Often heard people in textile business talking about TC’s? Read on the packaging of your home linen that the products boasts of a hefty Thread Count? Here are your answers to all the questions that come to your mind for purchasing home textile goods.
Thread Count refers to the number of threads woven together in a square inch. Both length-wise (warp) and width-wise (weft) threads can be counted. So 100 length-wise threads woven with 100 width-wise threads produce a thread count of 200.
Thread Count has turned into a popular expression for promoting extravagance sheets, shirts and other woven texture products. The thought is the better threads you can weave together, the gentler and better the texture.
Yet, that is not generally the situation. As indicated by Consumer Reports, a thread count of 200 is fine; 400 might be gentler.
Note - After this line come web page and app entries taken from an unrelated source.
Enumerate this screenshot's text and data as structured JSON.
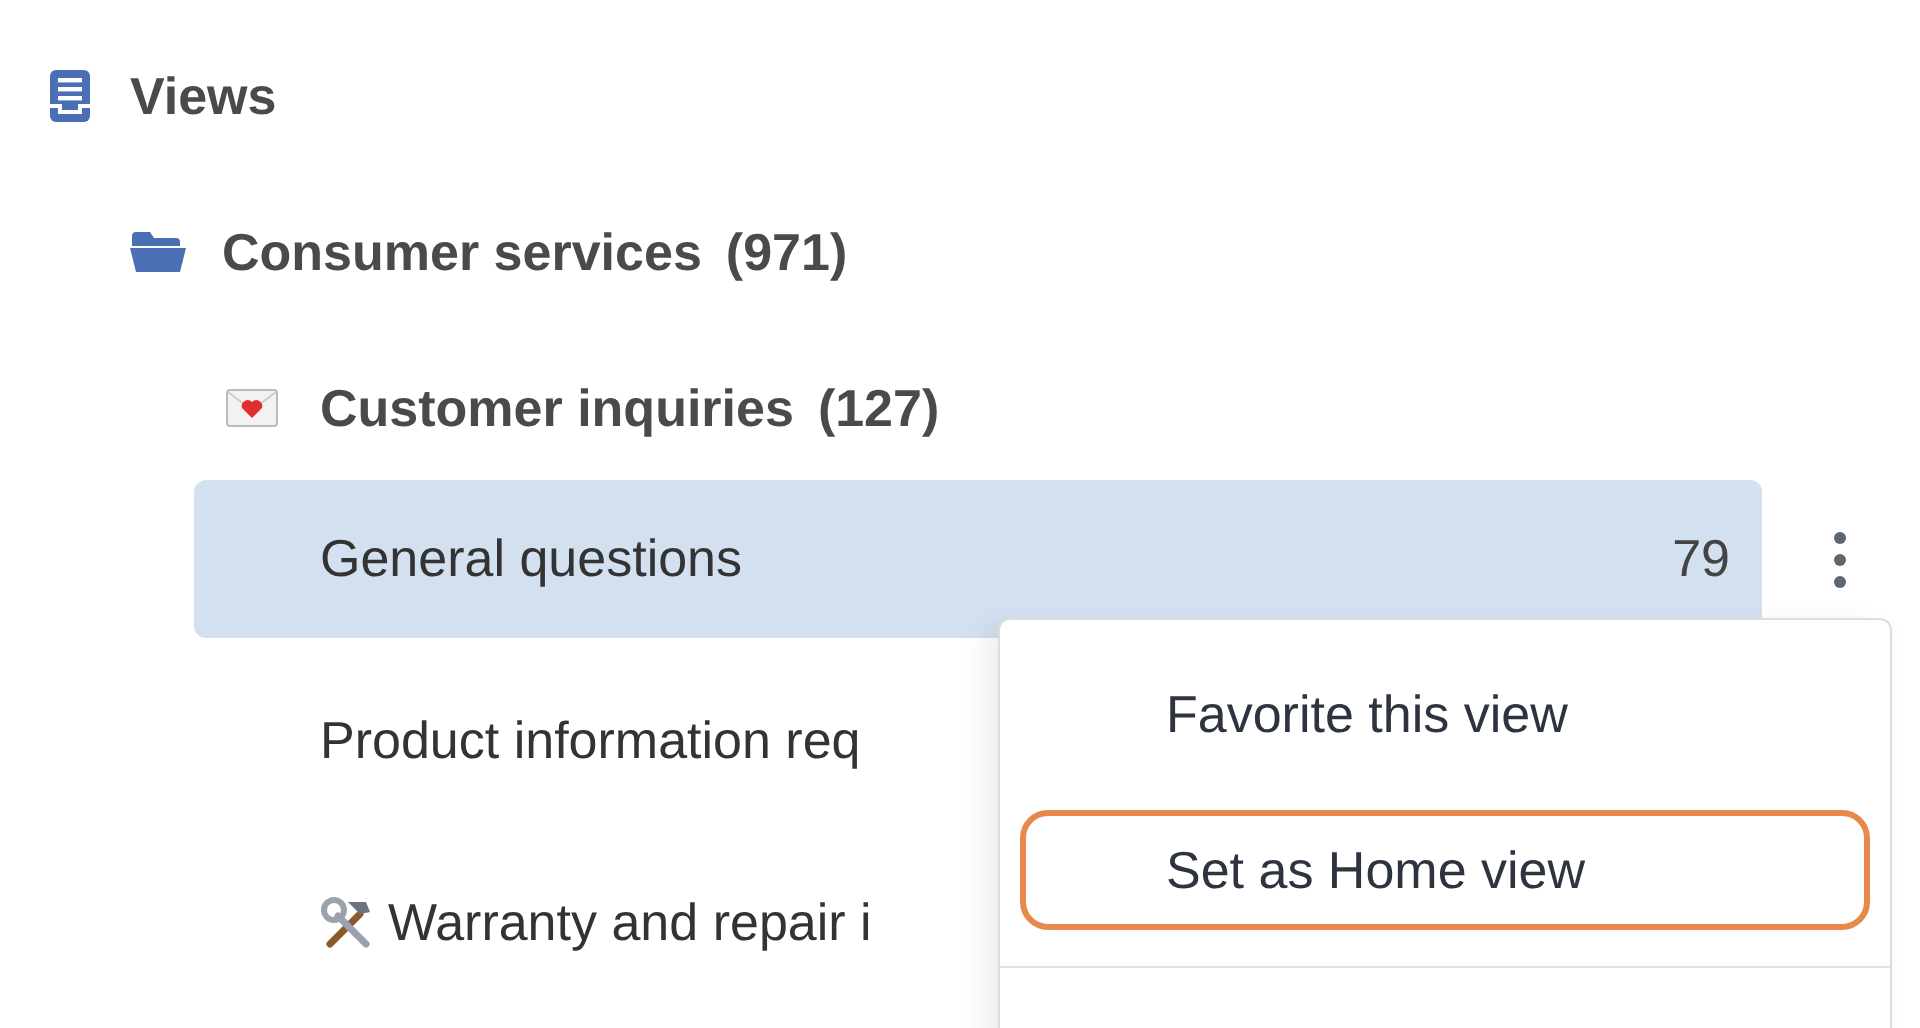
{
  "views": {
    "title": "Views"
  },
  "folder": {
    "name": "Consumer services",
    "count": "(971)",
    "expanded": true
  },
  "subfolder": {
    "name": "Customer inquiries",
    "count": "(127)"
  },
  "items": [
    {
      "kind": "plain",
      "label": "General questions",
      "count": "79",
      "selected": true
    },
    {
      "kind": "plain",
      "label": "Product information req",
      "selected": false
    },
    {
      "kind": "tools",
      "label": "Warranty and repair i",
      "selected": false
    }
  ],
  "menu": {
    "items": [
      {
        "label": "Favorite this view",
        "selected": false
      },
      {
        "label": "Set as Home view",
        "selected": true
      }
    ]
  }
}
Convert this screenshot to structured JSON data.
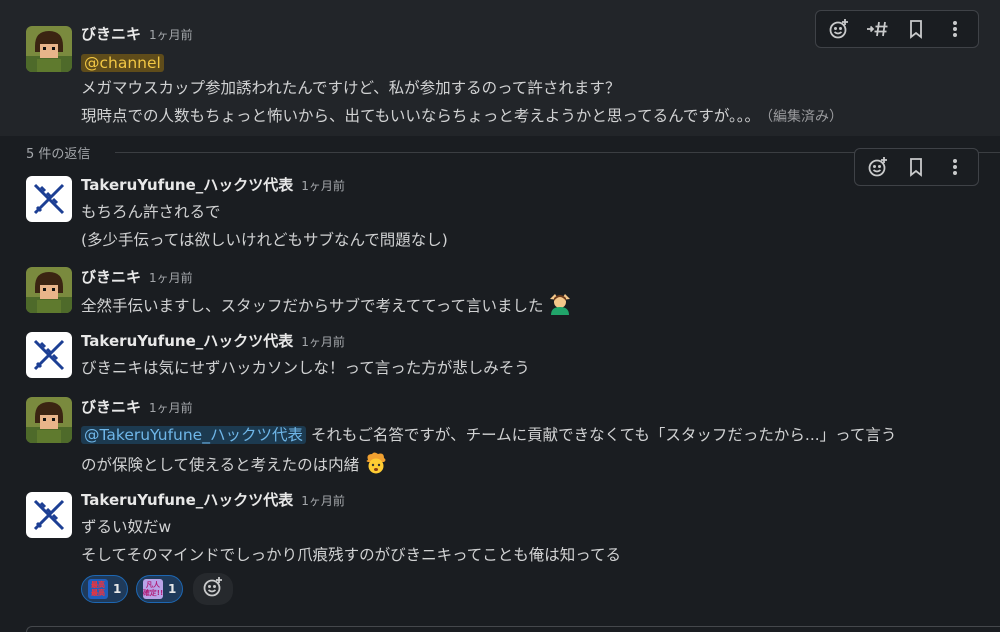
{
  "parent": {
    "author": "びきニキ",
    "time": "1ヶ月前",
    "channel_mention": "@channel",
    "line1": "メガマウスカップ参加誘われたんですけど、私が参加するのって許されます？",
    "line2": "現時点での人数もちょっと怖いから、出てもいいならちょっと考えようかと思ってるんですが。。。",
    "edited": "（編集済み）"
  },
  "thread": {
    "reply_count_label": "5 件の返信"
  },
  "replies": [
    {
      "author": "TakeruYufune_ハックツ代表",
      "time": "1ヶ月前",
      "line1": "もちろん許されるで",
      "line2": "(多少手伝っては欲しいけれどもサブなんで問題なし)"
    },
    {
      "author": "びきニキ",
      "time": "1ヶ月前",
      "line1": "全然手伝いますし、スタッフだからサブで考えててって言いました",
      "emoji": "person-gesturing-ok"
    },
    {
      "author": "TakeruYufune_ハックツ代表",
      "time": "1ヶ月前",
      "line1": "びきニキは気にせずハッカソンしな！って言った方が悲しみそう"
    },
    {
      "author": "びきニキ",
      "time": "1ヶ月前",
      "user_mention": "@TakeruYufune_ハックツ代表",
      "line1": "それもご名答ですが、チームに貢献できなくても「スタッフだったから...」って言う",
      "line2": "のが保険として使えると考えたのは内緒",
      "emoji": "exploding-head"
    },
    {
      "author": "TakeruYufune_ハックツ代表",
      "time": "1ヶ月前",
      "line1": "ずるい奴だw",
      "line2": "そしてそのマインドでしっかり爪痕残すのがびきニキってことも俺は知ってる"
    }
  ],
  "reactions": [
    {
      "emoji_text": "最高\n最高",
      "count": "1",
      "bg": "#1f5fbf",
      "fg": "#ff3030"
    },
    {
      "emoji_text": "凡人\n確定!!",
      "count": "1",
      "bg": "#b9a4e8",
      "fg": "#b0207a"
    }
  ],
  "toolbar_icons": [
    "add-reaction-icon",
    "reply-in-channel-icon",
    "bookmark-icon",
    "more-actions-icon"
  ],
  "colors": {
    "background": "#1a1d21",
    "highlight": "#222529",
    "channel_mention": "#f2c744",
    "user_mention": "#6fb6e8"
  }
}
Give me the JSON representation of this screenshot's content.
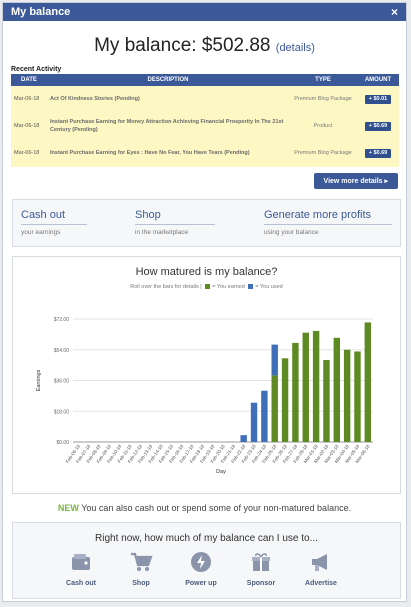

Be that as it may, anything over 400 will probably just give a more expensive rate tag without added value.
To get an idea of the kind of texture different thread counts produce, think about that a thread count of 150 (75 threads one way, 75 different) produces muslin, which feels somewhat unpleasant, not very luxurious. Great quality sheets come in at 180, and anything over 200 is viewed as better quality.
So how are thread counts such as 800 or 1,200, which a few makers guarantee, even conceivable? How can one fit that number of threads into a solitary inch? The short answer is you can’t. “A few makers utilize innovative math to lift thread count.,” clarifies Consumer Reports.
In the soul of free venture and rivalry, producers fight to compute their thread counts high, higher and most noteworthy. They count not just each thread, however every fiber (called plies) that make up each thread is also counted. So a solitary thread may be four plies twisted together; one producer will call that one thread, while another maker will call that four threads.
To unwind this irregularity, Consumer Reports contracted an autonomous material lab to include threads in a queen-sized bed-sheet set with a manufacturer who expressed his thread count as 1,200. The lab tallied 416 threads for each inch, only 35 percent of what was asserted.
Now you are aware of the real and the hoax, and hence, can shop smarter.